Guerra: Performance-based acquisition is not working
- By Robert J. Guerra
- May 29, 2007
Seven Steps to Performance-Based Services Acquisition
The Office of Management and Budget is pleased with agencies’ progress on the use of performance-based contracts and was encouraging them to put the contracting concept to even more use in the future, according to a May 25 FCW.com article, “OMB to agencies: Use more performance-based contracts.”
Truth be told, performance-based acquisition is not working. What should have been reported is that agencies are calling their contracts performance-based more often than in the past. If OMB were to look under the covers, it would see that, for the most part, agencies are issuing the same prescriptive contracts and using the label “performance-based statements of work” for what used to be prescriptive management and technical specifications.
Even worse, the agencies then hide behind calling a request for proposals performance-based by refusing to answer questions of clarity. When industry offerors ask about discrepancies in prescriptive requirements between sections C, L and M, agencies respond, “This is a performance-based contract; vendors are to describe their proposed solution to meet agency requirements.” How is industry supposed to do that when agencies are creating discrepancies by mandating prescriptive requirements while calling the RFP performance-based?
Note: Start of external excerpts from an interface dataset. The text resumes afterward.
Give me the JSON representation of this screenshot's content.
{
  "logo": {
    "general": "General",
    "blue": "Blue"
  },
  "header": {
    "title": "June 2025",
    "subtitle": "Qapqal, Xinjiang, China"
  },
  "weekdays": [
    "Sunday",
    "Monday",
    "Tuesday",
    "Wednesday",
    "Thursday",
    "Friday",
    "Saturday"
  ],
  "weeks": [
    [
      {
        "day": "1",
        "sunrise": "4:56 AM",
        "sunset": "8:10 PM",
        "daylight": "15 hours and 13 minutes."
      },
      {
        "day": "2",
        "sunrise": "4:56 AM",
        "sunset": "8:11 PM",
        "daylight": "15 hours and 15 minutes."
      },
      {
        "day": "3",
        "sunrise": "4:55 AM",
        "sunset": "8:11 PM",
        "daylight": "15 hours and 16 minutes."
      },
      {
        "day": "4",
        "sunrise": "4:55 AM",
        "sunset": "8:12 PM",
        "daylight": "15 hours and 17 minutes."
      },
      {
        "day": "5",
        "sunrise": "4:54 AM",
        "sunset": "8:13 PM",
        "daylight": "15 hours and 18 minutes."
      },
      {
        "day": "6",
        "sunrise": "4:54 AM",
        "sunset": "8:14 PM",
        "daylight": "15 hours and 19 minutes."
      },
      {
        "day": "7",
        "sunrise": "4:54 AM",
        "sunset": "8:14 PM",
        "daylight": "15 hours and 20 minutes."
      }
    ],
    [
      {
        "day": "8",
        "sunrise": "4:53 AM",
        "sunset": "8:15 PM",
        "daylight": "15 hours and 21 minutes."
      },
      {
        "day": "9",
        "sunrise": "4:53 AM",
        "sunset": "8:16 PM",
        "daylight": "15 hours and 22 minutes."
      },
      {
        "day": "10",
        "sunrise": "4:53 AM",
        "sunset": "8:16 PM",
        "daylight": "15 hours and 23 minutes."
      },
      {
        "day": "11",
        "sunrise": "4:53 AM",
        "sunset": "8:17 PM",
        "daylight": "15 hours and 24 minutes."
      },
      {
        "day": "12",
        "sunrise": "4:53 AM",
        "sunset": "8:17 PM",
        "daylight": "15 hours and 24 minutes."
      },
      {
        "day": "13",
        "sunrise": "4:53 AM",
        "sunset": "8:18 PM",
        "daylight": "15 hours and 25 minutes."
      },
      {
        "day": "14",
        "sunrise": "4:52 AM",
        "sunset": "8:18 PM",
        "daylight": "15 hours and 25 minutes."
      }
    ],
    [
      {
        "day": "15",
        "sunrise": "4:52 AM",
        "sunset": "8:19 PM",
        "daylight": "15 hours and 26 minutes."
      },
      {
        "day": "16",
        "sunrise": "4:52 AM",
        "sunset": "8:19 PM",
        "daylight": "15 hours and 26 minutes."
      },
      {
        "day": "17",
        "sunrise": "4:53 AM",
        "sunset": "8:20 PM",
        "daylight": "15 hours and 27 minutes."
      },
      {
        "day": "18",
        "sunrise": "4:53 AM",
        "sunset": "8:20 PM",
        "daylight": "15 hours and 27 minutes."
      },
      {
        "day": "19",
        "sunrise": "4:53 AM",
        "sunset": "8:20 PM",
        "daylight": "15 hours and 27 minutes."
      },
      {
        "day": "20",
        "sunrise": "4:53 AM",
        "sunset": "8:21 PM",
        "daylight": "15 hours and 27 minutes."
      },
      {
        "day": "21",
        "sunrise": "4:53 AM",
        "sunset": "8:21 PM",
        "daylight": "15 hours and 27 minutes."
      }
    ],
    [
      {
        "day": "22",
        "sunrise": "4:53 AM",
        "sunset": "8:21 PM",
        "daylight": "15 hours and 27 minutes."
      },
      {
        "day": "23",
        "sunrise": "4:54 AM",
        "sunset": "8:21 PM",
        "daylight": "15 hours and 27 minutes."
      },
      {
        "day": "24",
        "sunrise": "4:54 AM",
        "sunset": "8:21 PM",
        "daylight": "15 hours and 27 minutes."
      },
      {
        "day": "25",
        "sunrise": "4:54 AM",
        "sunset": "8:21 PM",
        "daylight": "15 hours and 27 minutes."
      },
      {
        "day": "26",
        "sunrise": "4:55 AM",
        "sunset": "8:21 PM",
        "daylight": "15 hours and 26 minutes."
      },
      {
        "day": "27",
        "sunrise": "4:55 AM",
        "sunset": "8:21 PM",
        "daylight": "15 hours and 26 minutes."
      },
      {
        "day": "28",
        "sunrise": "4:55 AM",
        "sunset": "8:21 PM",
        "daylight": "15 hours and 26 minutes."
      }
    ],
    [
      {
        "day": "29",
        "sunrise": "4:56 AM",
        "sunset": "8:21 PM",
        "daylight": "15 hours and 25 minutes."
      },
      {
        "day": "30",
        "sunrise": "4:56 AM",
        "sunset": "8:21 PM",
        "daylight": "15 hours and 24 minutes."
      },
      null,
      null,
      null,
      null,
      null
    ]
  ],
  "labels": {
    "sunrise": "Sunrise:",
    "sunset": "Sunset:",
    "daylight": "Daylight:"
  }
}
There is a huge problem with performance-based acquisitions: They are hard to do. We don’t like to do hard things in our community. We like to do things the way we always have, call it something different and declare success.
If performance-based acquisition is going to work, we need philosophical and strategic changes from industry and government.
The government needs to start telling industry what it is trying to accomplish, not what it wants. Often, what an agency says it wants in an RFP is really more of what it has but at a lower price. Agencies need to make statements of objectives, not statements of work. In a performance-based statement of work, an agency is still telling industry what to do, not what to accomplish. As Chip Mather, a partner at Acquisition Solutions, often reminds us, “If you tell industry what to do and not what to accomplish, who’s at fault if it doesn’t work?”
Industry needs to spend more time understanding agencies’ needs and developing solutions to meet those needs, and less time selling the same old technology. Industry program managers need to be compensated based on meeting agencies’ mission goals, not revenues and margins. Industry needs to offer agencies specific, meaningful measures and metrics that directly correlate to missions, not the same old “timeliness of delivery” that worked in the past.
Everyone agrees that OMB is correct in directing agencies to use performance-based contracting methodologies. Frankly, we have all read and reread the “Seven Steps to Performance-Based Services Acquisition” in the past three years. The issue is not the mechanics of the process. The issue is inculcating the concepts and philosophy of performance-based acquisition into everything we do. Guerra is a partner at Guerra Kiviat.